GOAL OF THE EXERCISE –
If a line in the data below includes the string "label", please return a copy of it.

*** Begin section ***

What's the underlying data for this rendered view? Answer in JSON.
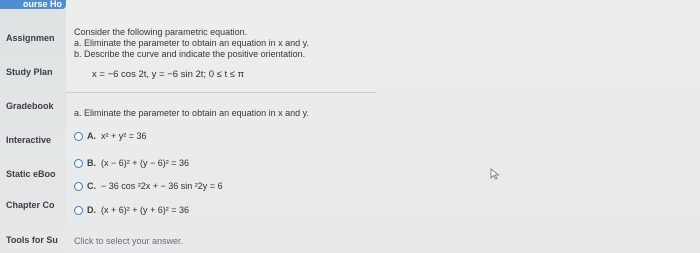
{
  "sidebar": {
    "top_tab": "ourse Ho",
    "items": [
      {
        "label": "Assignmen"
      },
      {
        "label": "Study Plan"
      },
      {
        "label": "Gradebook"
      },
      {
        "label": "Interactive"
      },
      {
        "label": "Static eBoo"
      },
      {
        "label": "Chapter Co"
      },
      {
        "label": "Tools for Su"
      }
    ]
  },
  "question": {
    "intro": "Consider the following parametric equation.",
    "part_a_instruction": "a. Eliminate the parameter to obtain an equation in x and y.",
    "part_b_instruction": "b. Describe the curve and indicate the positive orientation.",
    "equation": {
      "x_part": "x = −6 cos 2t, y = −6 sin 2t;",
      "range": "0 ≤ t ≤ π"
    },
    "part_a_title": "a. Eliminate the parameter to obtain an equation in x and y.",
    "options": [
      {
        "letter": "A.",
        "text": "x² + y² = 36"
      },
      {
        "letter": "B.",
        "text": "(x − 6)² + (y − 6)² = 36"
      },
      {
        "letter": "C.",
        "text": "− 36 cos ²2x + − 36 sin ²2y = 6"
      },
      {
        "letter": "D.",
        "text": "(x + 6)² + (y + 6)² = 36"
      }
    ],
    "hint": "Click to select your answer."
  }
}
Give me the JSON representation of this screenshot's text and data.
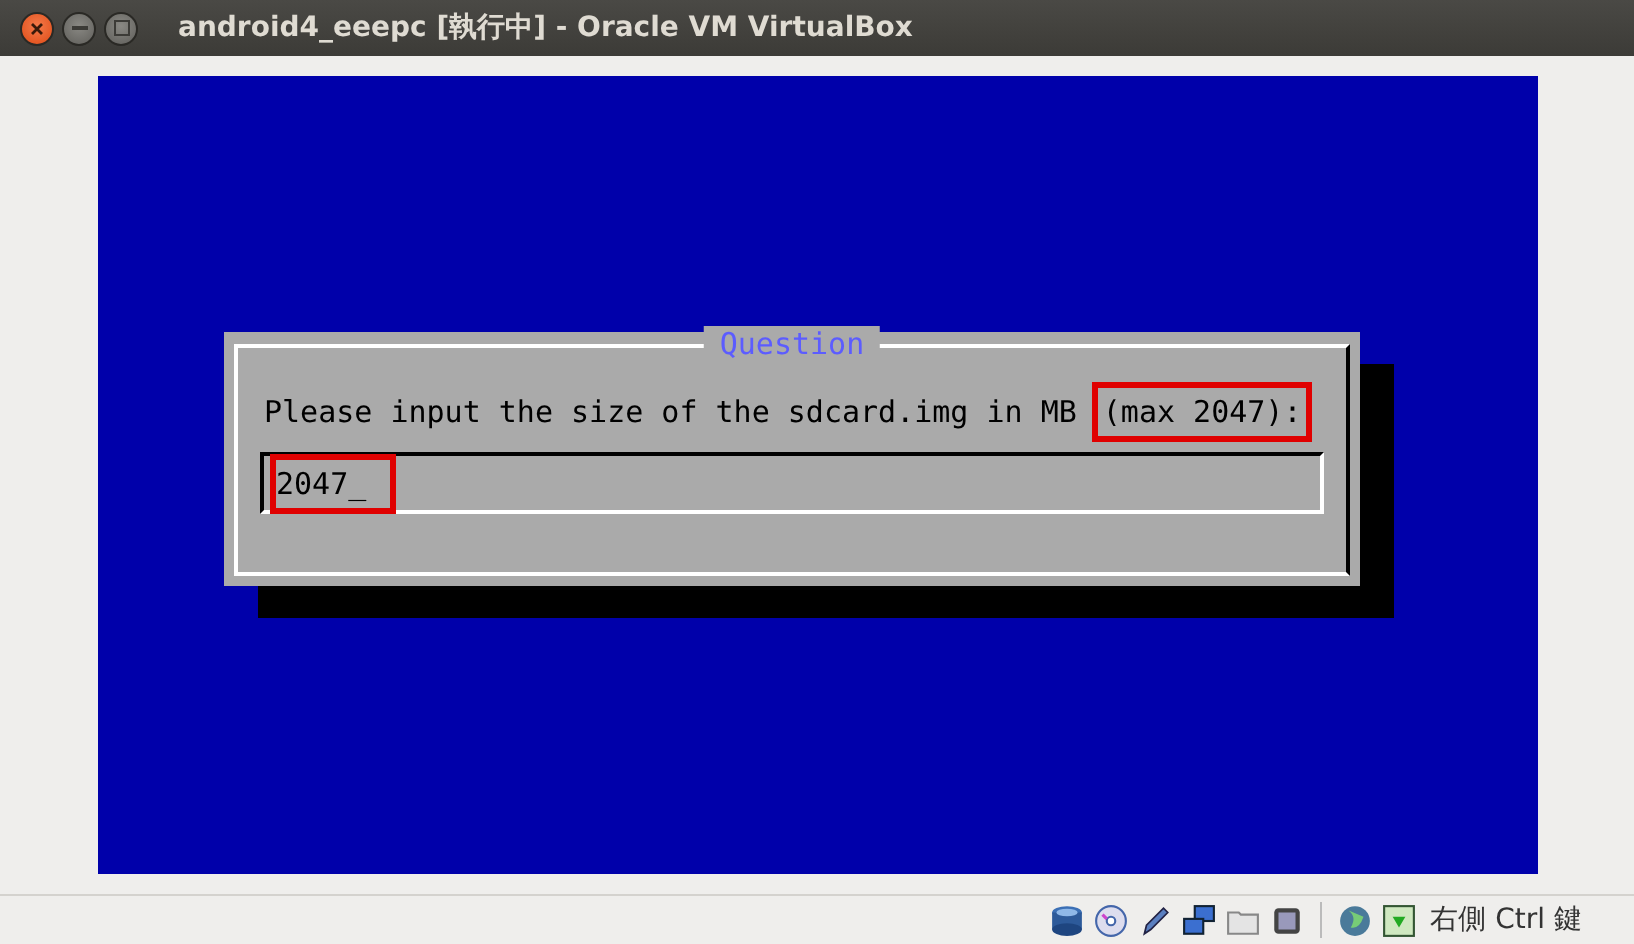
{
  "window": {
    "title": "android4_eeepc [執行中] - Oracle VM VirtualBox"
  },
  "dialog": {
    "title": "Question",
    "prompt": [
      {
        "text": "Please input the size of the sdcard.img in MB",
        "highlighted": false
      },
      {
        "text": "(max 2047):",
        "highlighted": true
      }
    ],
    "input": {
      "value": "2047_",
      "highlighted": true
    }
  },
  "status_bar": {
    "host_key": "右側 Ctrl 鍵"
  }
}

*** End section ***

ANSWER TO THE EXERCISE –
        "label": "Assignmen"
        "label": "Study Plan"
        "label": "Gradebook"
        "label": "Interactive"
        "label": "Static eBoo"
        "label": "Chapter Co"
        "label": "Tools for Su"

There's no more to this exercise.